Freedoms of association and assembly are generally respected, though Cyprus received international criticism in 2011 for putting Doros Polycarpou, director of the local human rights group KISA, on trial for illegal assembly. Polycarpou had organized a multi-cultural unity festival in the city of Larnaca in December 2010, which had been attacked by members of the far-right nationalist group ELAM; a Turkish Cypropt musician was stabbed during the incident. The trial was ongoing at year's end. Nongovernmental organizations (NGOs) generally operate without government interference. Workers have the right to strike and to form trade unions without employer authorization.
The independent judiciary operates according to the British tradition, upholding due process rights. However, the ECHR ruled against Cyprus in 2009 for failure to provide a timely trial in a case that lasted nearly six years. The problem of indefinite detentions of asylum seekers has improved somewhat since the country's ombudswoman filed complaints on the matter in 2008, but long-term detention of migrants continues. The Council of Europe and other groups have noted cases of police brutality, including targeted beatings of minorities. Prison overcrowding has decreased but remains a problem.
A 1975 agreement between the two sides of the island governs treatment of minorities. Turkish Cypriots are now entitled to Republic of Cyprus passports, and thousands have obtained them. However, Turkish Cypriots in the south have reported difficulty obtaining identity cards and other documents, as well as harassment and discrimination. Asylum seekers face regular discrimination, especially in employment, and KISA has warned of racially motivated attacks.

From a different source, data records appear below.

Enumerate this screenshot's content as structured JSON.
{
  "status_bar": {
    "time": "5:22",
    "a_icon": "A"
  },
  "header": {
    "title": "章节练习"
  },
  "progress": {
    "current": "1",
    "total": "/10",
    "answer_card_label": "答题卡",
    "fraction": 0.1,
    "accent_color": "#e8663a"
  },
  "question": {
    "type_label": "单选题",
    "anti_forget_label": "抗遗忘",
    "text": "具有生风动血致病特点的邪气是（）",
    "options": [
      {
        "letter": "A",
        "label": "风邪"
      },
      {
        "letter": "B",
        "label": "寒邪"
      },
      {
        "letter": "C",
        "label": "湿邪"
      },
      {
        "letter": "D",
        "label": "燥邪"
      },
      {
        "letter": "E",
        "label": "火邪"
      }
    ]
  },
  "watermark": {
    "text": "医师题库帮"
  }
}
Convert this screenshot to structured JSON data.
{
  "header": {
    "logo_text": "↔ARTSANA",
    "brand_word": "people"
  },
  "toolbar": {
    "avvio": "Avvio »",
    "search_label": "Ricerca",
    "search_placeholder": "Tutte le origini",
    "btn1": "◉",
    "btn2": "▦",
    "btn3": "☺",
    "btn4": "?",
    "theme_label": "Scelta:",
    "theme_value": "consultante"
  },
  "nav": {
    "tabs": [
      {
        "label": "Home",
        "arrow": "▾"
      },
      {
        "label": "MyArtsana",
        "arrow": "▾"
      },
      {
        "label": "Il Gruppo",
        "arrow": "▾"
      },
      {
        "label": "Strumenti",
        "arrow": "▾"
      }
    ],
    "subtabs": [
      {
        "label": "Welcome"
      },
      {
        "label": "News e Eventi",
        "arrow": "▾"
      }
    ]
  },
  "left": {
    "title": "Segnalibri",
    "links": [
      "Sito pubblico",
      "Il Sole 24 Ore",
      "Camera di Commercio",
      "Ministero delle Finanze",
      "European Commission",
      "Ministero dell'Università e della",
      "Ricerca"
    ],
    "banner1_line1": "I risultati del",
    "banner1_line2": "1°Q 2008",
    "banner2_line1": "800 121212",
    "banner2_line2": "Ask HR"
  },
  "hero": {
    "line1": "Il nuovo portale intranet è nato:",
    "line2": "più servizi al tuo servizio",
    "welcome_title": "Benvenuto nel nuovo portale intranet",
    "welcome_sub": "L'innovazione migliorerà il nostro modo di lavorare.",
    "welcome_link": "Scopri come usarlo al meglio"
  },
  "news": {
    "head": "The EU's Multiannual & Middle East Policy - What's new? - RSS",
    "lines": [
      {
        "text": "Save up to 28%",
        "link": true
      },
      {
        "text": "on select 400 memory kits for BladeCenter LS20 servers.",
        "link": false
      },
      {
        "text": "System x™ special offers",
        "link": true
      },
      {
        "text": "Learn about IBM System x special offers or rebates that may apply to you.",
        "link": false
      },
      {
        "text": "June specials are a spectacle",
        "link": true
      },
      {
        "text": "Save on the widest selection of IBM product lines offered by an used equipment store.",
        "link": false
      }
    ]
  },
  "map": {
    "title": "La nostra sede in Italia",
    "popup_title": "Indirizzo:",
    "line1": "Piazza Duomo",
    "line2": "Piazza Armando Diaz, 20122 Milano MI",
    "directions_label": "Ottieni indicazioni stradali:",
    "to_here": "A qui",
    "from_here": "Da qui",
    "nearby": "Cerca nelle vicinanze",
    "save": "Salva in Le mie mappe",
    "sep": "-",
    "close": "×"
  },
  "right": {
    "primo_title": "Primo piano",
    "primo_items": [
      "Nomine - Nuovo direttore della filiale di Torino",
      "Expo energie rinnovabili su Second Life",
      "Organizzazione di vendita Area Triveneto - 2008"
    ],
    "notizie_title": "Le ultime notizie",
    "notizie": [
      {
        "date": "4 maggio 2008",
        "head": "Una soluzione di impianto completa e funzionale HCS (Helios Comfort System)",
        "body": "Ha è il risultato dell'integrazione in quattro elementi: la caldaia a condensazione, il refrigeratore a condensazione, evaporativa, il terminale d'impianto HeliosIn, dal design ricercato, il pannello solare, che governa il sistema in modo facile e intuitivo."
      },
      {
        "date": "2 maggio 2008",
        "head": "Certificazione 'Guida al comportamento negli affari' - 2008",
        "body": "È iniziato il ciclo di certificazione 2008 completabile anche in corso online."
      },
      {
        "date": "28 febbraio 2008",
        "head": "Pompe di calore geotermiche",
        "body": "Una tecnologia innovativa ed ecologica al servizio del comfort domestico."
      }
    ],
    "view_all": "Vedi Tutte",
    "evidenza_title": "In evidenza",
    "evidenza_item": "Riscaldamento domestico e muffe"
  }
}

Since 2004, all citizens have been able to move freely throughout the island using a growing number of border crossings. While the Greek Cypriots have thwarted attempts to lift international trade and travel bans on the north, trade continues to increase between the two sides.

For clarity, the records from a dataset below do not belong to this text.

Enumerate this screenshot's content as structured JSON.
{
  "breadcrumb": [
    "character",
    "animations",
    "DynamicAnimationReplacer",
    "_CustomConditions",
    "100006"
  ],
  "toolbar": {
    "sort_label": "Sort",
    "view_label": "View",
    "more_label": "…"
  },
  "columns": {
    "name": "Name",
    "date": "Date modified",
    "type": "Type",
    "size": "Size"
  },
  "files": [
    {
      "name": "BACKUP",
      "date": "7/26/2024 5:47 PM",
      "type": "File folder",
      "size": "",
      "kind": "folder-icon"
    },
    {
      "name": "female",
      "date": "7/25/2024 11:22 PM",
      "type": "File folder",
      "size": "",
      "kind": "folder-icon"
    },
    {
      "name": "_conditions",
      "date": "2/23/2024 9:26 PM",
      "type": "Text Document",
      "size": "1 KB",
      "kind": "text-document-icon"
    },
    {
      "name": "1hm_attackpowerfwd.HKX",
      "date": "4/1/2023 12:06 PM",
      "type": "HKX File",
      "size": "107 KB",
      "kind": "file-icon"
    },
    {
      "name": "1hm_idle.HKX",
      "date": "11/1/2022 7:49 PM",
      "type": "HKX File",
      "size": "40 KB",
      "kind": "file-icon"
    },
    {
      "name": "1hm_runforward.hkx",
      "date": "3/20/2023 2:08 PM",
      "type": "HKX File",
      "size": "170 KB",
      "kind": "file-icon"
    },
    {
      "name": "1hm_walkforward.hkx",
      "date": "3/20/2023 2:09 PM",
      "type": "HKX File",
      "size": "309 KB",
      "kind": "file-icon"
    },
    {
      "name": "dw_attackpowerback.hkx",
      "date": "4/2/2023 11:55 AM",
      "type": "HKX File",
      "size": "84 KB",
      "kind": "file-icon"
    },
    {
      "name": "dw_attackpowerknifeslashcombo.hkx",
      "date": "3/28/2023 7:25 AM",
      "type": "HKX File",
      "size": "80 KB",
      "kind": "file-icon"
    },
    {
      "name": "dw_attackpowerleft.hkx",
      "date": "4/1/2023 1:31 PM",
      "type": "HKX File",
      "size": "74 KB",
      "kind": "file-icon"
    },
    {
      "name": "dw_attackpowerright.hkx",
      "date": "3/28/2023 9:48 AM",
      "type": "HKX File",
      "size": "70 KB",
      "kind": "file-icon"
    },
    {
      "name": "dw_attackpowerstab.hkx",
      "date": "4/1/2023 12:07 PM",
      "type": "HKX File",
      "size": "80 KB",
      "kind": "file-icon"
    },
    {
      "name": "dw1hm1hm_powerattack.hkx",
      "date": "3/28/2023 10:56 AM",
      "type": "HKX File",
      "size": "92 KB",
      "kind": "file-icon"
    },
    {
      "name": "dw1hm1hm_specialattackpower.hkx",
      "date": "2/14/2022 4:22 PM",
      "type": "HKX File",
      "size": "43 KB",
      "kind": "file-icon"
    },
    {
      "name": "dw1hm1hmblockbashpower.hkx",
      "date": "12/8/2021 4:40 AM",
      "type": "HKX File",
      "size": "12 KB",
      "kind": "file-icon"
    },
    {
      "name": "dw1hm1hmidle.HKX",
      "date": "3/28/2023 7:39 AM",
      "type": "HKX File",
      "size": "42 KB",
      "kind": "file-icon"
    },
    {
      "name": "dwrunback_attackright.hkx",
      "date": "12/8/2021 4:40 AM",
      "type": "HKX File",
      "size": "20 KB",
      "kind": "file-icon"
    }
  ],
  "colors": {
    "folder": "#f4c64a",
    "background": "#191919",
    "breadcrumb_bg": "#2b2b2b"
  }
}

The status of property abandoned by those moving across the Green Line after the 1974 invasion is a point of contention in reunification talks. A 1991 law states that property left by Turkish Cypriots belongs to the state. Under the law in the north, Greek Cypriots can appeal to the Immovable Property Comission (IPC), which in March 2010 was recognized by the ECHR as an adequate local authority for the resolution of property disputes. As of October 2011, the IPC had processed 2,095 applications and settled 181 cases, in which more than $720 million have been dispersed.

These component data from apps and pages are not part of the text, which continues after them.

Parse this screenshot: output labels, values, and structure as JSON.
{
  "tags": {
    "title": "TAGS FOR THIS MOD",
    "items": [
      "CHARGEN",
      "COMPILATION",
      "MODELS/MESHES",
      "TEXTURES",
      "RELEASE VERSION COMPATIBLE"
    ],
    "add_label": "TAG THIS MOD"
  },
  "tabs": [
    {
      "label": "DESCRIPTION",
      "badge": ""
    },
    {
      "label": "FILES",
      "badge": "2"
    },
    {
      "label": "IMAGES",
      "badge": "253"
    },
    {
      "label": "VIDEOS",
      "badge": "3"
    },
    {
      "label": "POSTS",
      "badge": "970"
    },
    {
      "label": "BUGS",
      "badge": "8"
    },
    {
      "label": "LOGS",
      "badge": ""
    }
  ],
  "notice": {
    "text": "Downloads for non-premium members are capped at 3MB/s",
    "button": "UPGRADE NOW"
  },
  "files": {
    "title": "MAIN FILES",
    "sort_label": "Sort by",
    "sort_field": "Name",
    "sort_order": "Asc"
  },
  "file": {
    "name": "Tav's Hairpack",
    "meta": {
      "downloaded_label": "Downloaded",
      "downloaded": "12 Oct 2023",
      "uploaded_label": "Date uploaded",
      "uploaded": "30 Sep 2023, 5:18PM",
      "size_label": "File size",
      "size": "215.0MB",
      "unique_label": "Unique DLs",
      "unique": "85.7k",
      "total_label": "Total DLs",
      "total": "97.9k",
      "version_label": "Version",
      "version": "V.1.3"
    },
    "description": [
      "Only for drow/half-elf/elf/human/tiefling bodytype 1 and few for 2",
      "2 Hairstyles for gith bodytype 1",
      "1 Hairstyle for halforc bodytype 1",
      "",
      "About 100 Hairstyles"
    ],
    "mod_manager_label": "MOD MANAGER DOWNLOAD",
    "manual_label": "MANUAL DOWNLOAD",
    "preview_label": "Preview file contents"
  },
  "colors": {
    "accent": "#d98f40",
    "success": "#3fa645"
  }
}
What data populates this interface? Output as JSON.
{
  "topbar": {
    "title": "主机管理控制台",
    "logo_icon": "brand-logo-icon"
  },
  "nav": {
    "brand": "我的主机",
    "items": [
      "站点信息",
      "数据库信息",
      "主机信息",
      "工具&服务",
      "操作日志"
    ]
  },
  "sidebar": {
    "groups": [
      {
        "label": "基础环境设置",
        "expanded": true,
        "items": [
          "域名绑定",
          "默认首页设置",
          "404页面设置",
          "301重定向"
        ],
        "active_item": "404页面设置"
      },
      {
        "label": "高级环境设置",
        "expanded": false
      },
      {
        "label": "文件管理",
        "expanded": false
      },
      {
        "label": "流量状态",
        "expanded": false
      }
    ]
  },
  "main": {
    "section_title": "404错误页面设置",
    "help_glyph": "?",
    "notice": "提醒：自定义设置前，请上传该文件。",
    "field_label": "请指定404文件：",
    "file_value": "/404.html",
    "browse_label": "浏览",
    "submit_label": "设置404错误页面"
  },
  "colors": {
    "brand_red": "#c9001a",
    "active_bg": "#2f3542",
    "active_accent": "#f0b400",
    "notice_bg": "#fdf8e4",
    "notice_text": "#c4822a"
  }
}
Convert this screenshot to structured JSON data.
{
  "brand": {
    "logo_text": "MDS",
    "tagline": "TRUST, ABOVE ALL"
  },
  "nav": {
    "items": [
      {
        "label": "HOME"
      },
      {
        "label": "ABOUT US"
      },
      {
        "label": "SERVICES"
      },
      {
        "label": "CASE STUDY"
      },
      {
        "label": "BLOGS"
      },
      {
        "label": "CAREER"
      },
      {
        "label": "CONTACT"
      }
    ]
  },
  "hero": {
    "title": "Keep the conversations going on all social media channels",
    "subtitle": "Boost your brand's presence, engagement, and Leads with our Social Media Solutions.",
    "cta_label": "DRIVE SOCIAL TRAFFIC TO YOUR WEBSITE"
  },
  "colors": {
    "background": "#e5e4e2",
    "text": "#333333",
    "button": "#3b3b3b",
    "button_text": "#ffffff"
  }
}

Gender discrimination in the workplace, sexual harassment, and violence against women are problems in Cyprus. Women are underrepresented in government, with only three women in the cabinet and six in the parliament. While the government has made genuine progress in preventing human trafficking and launched a new anti-trafficking plan in 2010, Cyprus remains a transit and destination country, and prosecution is weak. In January 2010, The ECHR found Cyprus guilty of failing to protect a 20-year-old Russian woman who fell to her death while trying to escape a cabaret where she was forced to work.
The numerical ratings and status listed here do not reflect conditions in Northern Cyprus, which is examined in a separate report.